I do get onto Facebook at least a couple of times a day. I visit the Will Rogers page frequently there and a couple of others just to see what is going on. A local town council member is very active on Facebook so I count on him to keep me up on what is happening in our small town politics (thanks Anton). A few family members and past friends also get a glance once in a while.
Facebook is a valuable medium as long as you don’t get obsessed with it. It seems most people complain about how busy and hectic their lives are but millions spend way too much time in social media sites. You can’t seem to walk into any place where people congregate without seeing as least a few kids, and some not so kids, Facebooking. Yeah, I understand it is a verb now. Maybe if they put down their cell phone once in a while life would seem considerably slower for them. Maybe their hectic lives wouldn’t seem so hectic. That is the opinion of this old but tech savvy senior citizen.
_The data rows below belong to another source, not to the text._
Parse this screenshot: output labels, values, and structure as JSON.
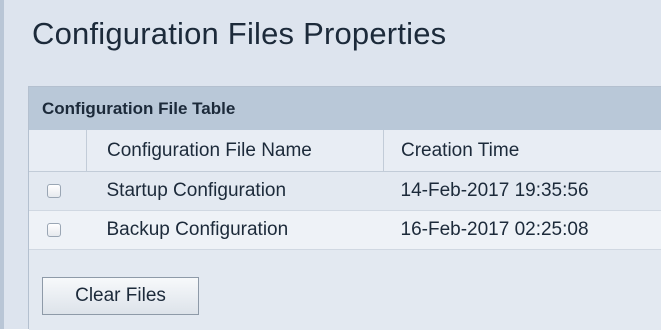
{
  "page": {
    "title": "Configuration Files Properties"
  },
  "table": {
    "caption": "Configuration File Table",
    "columns": [
      "",
      "Configuration File Name",
      "Creation Time"
    ],
    "rows": [
      {
        "checked": false,
        "name": "Startup Configuration",
        "creation_time": "14-Feb-2017 19:35:56"
      },
      {
        "checked": false,
        "name": "Backup Configuration",
        "creation_time": "16-Feb-2017 02:25:08"
      }
    ]
  },
  "actions": {
    "clear_files_label": "Clear Files"
  },
  "colors": {
    "panel_header_bg": "#b9c8d8",
    "page_bg": "#dde4ee"
  }
}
Since I stream my two most active blog sites to Facebook I guess I better check my Facebook page now to see the reactions to this post, I don’t want to lose any friends over my reckless words here …. :)
“Quite frankly, a lot of it has to do with the strength of the Apple brand and how much merchants and customers love how easy the experience is. I’m not saying it’s changing the landscape overnight. But this has never happened with other mobile wallets.”-Denée Carrington, analyst, Forrester Research
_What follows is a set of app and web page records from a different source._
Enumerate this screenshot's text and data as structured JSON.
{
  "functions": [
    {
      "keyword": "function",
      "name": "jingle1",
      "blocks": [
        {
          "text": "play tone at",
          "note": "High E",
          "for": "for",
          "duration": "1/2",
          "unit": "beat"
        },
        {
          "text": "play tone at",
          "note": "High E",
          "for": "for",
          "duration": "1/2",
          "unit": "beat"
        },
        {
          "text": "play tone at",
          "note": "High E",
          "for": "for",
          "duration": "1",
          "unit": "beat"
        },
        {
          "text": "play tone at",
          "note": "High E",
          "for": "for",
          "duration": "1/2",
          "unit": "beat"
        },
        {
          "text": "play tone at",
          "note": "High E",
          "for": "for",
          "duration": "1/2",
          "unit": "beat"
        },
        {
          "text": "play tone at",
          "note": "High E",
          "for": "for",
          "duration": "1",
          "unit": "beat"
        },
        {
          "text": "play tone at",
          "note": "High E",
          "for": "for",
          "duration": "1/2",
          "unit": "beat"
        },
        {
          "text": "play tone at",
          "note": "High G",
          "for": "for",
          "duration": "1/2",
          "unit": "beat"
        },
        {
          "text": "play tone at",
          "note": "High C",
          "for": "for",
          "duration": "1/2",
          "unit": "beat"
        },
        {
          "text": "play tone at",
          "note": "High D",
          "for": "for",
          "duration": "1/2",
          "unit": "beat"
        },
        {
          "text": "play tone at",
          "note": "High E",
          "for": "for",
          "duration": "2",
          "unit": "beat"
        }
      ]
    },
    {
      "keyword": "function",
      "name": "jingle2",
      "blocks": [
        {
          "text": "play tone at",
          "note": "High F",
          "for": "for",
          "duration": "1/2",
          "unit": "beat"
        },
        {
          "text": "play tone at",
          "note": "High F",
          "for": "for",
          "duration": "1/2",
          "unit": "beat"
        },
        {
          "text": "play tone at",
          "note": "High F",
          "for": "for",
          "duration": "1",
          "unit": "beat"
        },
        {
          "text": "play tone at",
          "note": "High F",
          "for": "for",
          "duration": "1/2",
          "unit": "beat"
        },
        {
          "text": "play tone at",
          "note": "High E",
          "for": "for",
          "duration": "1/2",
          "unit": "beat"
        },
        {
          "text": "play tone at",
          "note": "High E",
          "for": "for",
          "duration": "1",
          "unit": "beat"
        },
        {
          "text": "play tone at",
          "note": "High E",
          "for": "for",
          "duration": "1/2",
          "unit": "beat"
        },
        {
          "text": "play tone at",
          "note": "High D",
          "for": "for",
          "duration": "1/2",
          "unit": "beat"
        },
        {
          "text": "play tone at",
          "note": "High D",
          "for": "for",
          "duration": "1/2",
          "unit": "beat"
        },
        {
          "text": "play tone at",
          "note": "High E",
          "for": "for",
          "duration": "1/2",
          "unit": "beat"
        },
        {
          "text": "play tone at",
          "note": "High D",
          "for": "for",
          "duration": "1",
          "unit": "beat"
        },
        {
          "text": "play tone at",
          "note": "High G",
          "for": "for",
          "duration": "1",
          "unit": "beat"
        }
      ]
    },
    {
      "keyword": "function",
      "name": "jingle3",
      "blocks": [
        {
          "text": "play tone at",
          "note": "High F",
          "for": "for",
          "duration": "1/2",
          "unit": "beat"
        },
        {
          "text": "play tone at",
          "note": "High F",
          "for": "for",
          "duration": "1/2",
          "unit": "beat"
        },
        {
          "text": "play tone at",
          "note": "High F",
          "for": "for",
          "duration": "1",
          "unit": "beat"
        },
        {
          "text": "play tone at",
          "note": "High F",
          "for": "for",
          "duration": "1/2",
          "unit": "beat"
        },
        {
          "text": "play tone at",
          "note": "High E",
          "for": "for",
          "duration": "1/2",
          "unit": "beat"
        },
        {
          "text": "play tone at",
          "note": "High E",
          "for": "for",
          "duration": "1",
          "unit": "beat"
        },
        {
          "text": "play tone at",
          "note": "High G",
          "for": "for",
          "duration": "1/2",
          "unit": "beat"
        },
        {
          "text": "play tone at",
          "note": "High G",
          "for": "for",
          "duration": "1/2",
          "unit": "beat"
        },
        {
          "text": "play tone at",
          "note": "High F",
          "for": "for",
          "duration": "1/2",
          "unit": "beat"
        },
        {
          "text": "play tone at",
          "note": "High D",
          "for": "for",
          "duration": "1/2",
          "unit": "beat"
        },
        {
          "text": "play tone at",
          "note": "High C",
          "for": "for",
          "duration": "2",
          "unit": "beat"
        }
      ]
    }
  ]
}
I have been personally reminded lately of just how adamantly some people resist change while others embrace it. Some don’t accept even the simplest changes in their lives without serious complaints. The smallest changes can set them off. And then there are others who are bored when nothing changes on a regular basis. They welcome change; they even embrace it.
Apple Pay will be one of those issues. It is a much simpler and more secure way of paying but it does require a change in how we do it. For that reason there will be some who rant against it. Apple Pay is just getting started down a long road of implementation. Only iPhone6 currently has the capability of using it so its coverage is somewhat limited right now. But as more and more people upgrade and more discover the ease of use of iPhones this payment method will move swiftly into the main stream.
I upgraded my iPhone last week. I had been using an iPhone 4 for three years now and was ready for the change. The new phone has some nice new features and some added capabilities for those of us who are deaf and the bigger screen is certainly welcomed for these old tired eyes. :) One of the first things I did was to set up an Apple Pay account. Although I have not yet used it, it is ready to go. I live in a small town with about the only retailer of any size being Walmart and since they are one of the ones who are currently resisting the change it might be a while before I use it on a daily basis.
The system Walmart and some others are promoting is better for the companies but not so much the customers so I kind of think it will go the way of Betamax. For those of you who don’t know about Betamax look it up on Wiki. :)
Getting back to the title of this post, change is a serious topic for some of us. New technology by its very nature mandates constant change. Some, including me, consider that a good thing. There will always be that group of people who will continue to use their old flip phones if they even have a cell phone. Change is just so hard for them. That may also explain why some of us continue to support one political party who has abandoned anything helpful to us who are outside the 1% long ago. They hate change so they will stick with something even if it is more harmful than helpful. Change is hard stuff…